» **Your instructions**: In the data below, locate each line with the word "изменений" and list it.

Excerpts from an interface dataset
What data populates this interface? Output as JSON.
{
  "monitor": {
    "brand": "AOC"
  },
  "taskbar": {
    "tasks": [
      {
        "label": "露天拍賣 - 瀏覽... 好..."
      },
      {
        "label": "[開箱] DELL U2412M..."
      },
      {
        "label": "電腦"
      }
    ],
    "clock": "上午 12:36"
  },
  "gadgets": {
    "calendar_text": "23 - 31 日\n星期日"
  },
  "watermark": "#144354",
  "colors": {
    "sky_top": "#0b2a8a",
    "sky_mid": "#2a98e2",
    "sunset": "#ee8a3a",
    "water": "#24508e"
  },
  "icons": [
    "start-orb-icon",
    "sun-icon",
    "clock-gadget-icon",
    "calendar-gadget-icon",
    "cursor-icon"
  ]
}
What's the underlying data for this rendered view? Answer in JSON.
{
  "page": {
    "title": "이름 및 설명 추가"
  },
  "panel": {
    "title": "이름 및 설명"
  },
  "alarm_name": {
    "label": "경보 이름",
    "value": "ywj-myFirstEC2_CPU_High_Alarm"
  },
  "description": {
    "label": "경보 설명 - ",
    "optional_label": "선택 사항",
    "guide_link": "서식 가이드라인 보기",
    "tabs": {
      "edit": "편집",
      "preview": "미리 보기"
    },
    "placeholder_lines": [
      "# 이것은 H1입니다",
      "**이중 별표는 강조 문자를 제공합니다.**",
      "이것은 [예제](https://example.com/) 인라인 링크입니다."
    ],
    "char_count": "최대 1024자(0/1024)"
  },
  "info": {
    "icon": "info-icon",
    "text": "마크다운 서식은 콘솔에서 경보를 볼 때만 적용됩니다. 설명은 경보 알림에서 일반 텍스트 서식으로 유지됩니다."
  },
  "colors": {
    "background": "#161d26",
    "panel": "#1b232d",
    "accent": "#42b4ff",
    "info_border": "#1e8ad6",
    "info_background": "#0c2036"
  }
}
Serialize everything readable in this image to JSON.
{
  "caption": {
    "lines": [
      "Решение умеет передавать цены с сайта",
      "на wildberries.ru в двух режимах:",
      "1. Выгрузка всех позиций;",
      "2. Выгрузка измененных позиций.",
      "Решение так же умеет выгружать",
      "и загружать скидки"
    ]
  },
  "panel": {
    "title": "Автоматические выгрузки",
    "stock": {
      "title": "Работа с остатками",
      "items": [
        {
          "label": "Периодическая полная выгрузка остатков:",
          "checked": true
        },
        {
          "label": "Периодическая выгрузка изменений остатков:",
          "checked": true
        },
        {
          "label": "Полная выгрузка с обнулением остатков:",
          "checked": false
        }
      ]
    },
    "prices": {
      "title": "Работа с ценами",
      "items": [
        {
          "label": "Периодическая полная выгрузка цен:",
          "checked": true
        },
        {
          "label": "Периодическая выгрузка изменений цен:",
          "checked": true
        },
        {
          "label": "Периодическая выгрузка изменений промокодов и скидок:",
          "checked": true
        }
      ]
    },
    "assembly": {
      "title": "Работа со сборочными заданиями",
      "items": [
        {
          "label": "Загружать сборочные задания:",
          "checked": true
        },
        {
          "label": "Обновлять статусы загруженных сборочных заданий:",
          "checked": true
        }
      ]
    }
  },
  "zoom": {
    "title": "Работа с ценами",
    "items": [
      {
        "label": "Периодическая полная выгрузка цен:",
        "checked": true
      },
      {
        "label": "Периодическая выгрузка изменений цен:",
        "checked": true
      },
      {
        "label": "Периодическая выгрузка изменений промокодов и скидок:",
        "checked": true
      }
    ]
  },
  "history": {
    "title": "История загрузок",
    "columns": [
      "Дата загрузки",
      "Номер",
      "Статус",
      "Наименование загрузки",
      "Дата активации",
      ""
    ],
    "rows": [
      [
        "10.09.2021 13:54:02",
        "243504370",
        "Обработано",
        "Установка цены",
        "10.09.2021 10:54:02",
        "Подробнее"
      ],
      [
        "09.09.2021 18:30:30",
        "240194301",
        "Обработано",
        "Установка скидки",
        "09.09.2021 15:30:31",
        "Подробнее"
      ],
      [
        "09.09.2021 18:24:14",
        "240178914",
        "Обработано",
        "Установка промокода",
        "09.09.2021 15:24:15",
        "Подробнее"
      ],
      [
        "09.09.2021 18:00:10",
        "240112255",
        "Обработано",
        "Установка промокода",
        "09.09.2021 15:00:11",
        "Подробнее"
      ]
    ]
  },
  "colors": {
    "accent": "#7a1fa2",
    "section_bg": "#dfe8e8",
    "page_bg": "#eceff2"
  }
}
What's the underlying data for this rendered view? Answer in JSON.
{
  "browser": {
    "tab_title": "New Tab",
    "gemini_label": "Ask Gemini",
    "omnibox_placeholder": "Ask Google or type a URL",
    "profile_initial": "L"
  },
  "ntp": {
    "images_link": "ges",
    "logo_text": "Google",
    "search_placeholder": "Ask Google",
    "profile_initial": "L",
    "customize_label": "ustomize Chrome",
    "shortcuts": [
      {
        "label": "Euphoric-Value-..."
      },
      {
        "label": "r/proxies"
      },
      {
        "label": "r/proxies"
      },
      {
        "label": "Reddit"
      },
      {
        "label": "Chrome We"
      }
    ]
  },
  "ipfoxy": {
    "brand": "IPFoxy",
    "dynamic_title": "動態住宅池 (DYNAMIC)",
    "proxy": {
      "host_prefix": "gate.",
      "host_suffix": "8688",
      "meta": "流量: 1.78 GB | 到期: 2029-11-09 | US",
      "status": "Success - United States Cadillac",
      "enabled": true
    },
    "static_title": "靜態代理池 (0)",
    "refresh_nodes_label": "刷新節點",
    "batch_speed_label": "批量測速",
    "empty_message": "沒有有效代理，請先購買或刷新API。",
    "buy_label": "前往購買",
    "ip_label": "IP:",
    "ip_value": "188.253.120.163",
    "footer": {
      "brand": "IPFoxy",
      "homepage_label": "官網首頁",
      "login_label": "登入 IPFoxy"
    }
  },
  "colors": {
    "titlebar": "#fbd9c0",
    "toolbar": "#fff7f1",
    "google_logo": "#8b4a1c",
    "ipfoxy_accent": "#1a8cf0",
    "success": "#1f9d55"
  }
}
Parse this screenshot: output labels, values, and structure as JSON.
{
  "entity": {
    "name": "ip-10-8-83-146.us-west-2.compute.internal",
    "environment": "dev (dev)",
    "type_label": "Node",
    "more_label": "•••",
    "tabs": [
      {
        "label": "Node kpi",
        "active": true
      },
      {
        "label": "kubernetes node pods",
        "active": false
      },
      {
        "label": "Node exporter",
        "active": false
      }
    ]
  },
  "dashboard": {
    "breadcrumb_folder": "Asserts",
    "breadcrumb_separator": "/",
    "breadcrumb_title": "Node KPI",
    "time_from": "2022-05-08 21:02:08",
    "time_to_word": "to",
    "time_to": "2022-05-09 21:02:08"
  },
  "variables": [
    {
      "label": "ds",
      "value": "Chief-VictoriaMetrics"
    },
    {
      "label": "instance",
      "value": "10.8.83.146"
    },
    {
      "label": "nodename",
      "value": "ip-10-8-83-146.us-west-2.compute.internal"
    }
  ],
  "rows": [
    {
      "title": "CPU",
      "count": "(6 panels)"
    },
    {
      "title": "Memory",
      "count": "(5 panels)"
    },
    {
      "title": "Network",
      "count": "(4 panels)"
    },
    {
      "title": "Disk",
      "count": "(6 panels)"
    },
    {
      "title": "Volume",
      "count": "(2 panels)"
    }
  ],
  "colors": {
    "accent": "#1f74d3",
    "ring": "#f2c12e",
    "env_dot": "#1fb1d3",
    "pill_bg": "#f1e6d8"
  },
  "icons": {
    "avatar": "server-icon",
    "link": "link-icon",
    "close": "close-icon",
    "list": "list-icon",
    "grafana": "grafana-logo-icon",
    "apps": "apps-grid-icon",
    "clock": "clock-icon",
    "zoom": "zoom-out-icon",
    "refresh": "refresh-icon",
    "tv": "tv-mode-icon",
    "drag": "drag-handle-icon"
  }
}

» **Written solution**:
          "label": "Периодическая выгрузка изменений остатков:",
          "label": "Периодическая выгрузка изменений цен:",
          "label": "Периодическая выгрузка изменений промокодов и скидок:",
        "label": "Периодическая выгрузка изменений цен:",
        "label": "Периодическая выгрузка изменений промокодов и скидок:",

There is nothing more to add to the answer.